10/4/2009—In today’s New York Times book review section, there is a wonderful moment in Ross Douthat’s review of Karen Armstong’s new book The Case for God. Douthat rather praises Armstrong’s description of an important tradition in the monotheistic faiths: the pursuit of an unknowable Deity “to be approached through myth, ritual and ‘apophatic’ theology, which practices ‘a deliberate and principled reticence about God and/or the sacred.’” Religion is not something to be thought but something to be done. Religion in the West lost this “knack” because it tried to emulate the truth claims of science, which has now led to bizarre attempts to prove the Bible’s compatibility with modern scientific theories. Armstrong shows that most of the Church fathers, for example, did not read Genesis literally, the way that many so-called conservatives do today.
Douthat does not dispute what Armstrong describes—-he apparently agrees that much conservative religion is know-nothing—-but he disputes Armstrong’s ultimate conclusion: that the three monotheisms were essentially liberal religions prior to the scientific age: “It’s true that Augustine…did not interpret the early books of Genesis literally. But he certainly endorsed a literal reading of Jesus’ resurrection.”

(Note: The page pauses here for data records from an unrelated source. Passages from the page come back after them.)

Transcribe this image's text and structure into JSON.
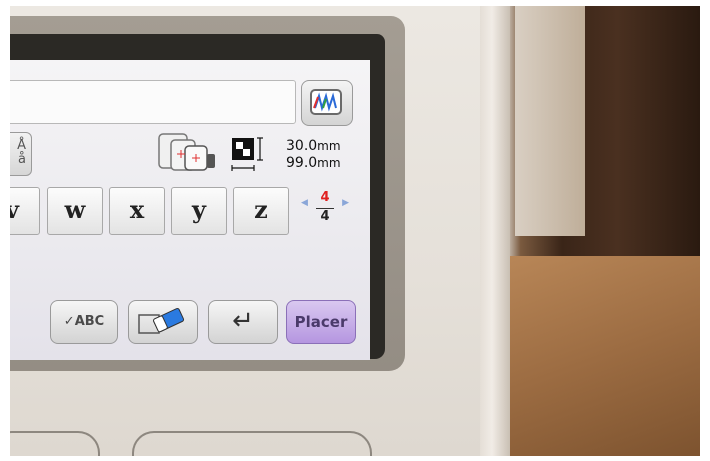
{
  "screen": {
    "charset_button": {
      "upper": "Å",
      "lower": "å"
    },
    "dimensions": {
      "height": "30.0",
      "width": "99.0",
      "unit": "mm"
    },
    "keys": [
      "v",
      "w",
      "x",
      "y",
      "z"
    ],
    "page": {
      "current": "4",
      "total": "4"
    },
    "buttons": {
      "check_label": "✓ABC",
      "enter_symbol": "↵",
      "placer_label": "Placer"
    },
    "icons": {
      "color_button": "thread-color-icon",
      "hoop": "embroidery-hoop-icon",
      "size": "design-size-icon",
      "erase": "eraser-icon"
    },
    "colors": {
      "placer_accent": "#b596e0",
      "page_current": "#e02020"
    }
  }
}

But then Douthat makes a different point, not that liberal religion is less true but that it is less fulfilling and sustainable. “It’s possible to gain some sort of ‘knack’ for a religion without believing that all its dogmas are literally true: a spiritually inclined person can no doubt draw nourishment from the Roman Catholic Mass without believing that the Eucharist literally becomes the body and blood of Christ. But without the doctrine of transubstantiation, the Mass would not exist to provide that nourishment. Not every churchgoer will share Flannery O’Connor’s opinion that if the Eucharist is ‘a symbol, to hell with it.’ But the Catholic faith has endured for 2,000 years because of Flannery O’Connors, not Karen Armstrongs.
This explains why liberal religion tends to be parasitic on more dogmatic forms of faith, which create and sustain the practices that the liberal believer picks and chooses from, reads symbolically and reinterprets for a more enlightened age. Such spiritual dilettant¬ism has its charms, but it lacks the sturdy appeal of Western monotheism… .”
Douthat describes essentially my feelings about Judaism. My “faith” is probably very close to that of Armstrong, but it finally seemed false to me to describe it as Judaism. So I call it Hallowed Secularism, which seems more faithful to the break between my beliefs and those of the ancient rabbis. Or, to put it another way, whether God performs miracles or not, they did not doubt that he could do so if he wished. For me, miracles, and the kind of God who could perform them, are ruled out in principle.
This agreement does not mean that the kind of religion Douthat describes is actually possible in the long run. Religion cannot exist if it is inconsistent with the given certainties of the age.